Jeremy Kyle demanded to know where the Labour leader was and why Sir Keir had not managed to cut through with the public and offer an alternative to the “zombie” Government of Boris Johnson’s Conservative Party. The radio host listed the numerous crises facing Britain from NHS waiting lists to petrol costs, suggesting the Labour leader had gone missing during a golden opportunity to convince voters he is an alternative Prime Minister.
TalkTV’s Kyle stated “The Labour Party was the party for the people in the party that listen, would that be fair enough?
“Then answer me one question, with a government on its backside, a Prime Minister, a caretaker Prime Minister, not interested with bills rising.
“I mean energy 12,977 to 5000, potentially, on people who can’t afford to put petrol in their cars drive their kids to schools, they can’t see a doctor. They can’t get an ambulance, let alone a bloody operation.
“They can’t see a dentist.
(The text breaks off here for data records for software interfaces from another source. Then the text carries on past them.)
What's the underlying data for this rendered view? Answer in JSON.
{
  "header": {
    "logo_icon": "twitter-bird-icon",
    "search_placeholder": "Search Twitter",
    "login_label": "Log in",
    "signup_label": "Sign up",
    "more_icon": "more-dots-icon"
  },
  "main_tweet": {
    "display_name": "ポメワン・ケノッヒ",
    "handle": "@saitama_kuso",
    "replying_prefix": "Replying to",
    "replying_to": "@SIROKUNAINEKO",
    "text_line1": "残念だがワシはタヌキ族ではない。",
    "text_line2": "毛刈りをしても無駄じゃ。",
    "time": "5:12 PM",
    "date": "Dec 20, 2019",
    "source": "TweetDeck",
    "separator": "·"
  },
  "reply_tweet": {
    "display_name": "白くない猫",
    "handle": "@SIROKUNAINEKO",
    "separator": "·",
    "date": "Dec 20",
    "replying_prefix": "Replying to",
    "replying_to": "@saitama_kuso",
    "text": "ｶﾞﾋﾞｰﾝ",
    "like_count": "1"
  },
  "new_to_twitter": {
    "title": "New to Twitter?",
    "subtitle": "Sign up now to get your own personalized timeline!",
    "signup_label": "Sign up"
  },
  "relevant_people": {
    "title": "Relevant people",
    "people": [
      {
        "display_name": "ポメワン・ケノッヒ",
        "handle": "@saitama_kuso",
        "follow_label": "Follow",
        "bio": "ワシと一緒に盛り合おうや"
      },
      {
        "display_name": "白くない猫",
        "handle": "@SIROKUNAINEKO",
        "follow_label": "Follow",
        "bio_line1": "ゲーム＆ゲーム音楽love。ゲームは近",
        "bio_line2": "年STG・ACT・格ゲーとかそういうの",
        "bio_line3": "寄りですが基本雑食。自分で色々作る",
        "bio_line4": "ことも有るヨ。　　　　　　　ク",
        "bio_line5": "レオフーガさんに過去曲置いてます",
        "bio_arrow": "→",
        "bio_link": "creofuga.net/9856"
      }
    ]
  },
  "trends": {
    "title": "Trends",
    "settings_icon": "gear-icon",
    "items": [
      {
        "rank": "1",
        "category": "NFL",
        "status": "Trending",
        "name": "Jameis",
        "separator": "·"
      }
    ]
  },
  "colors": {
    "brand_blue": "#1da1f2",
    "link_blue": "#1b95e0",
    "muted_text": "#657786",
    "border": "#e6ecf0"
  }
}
Where the hell is the… and I mean this with respect and please answer me where is the alternative? Where is your man where is Kier Starmer? I did this last night on uncensored Where is the man? Is he on a picket line? Is he on a holiday? Why isn’t he at this moment proving to the British people he’s a creditable alternative? Jonathan, where is he?!”
Mr Reynolds responded: “Today he’s in Scotland, Jeremy doing some live interview so he’ll be able to put that case directly but I would say that you’re right to say to share that intense frustration.
“I mean, we can talk about any one of many crises there couldn’t we, we could be talking about real ways we can talk about water we can we talk about the NHS figures from yesterday.
“But there is no doubt that energy and energy bills are the most pressing crisis and we’ve been talking since January about the need for a windfall tax and using that to give everyone some relief, but obviously the most support for the most vulnerable, a third of British households in most need would get most from us.
“But you’re right to say that since we started making that case in January when we already had a crisis, we’re talking about a £2000 energy bill now. I mean, that seems a long time ago, doesn’t it?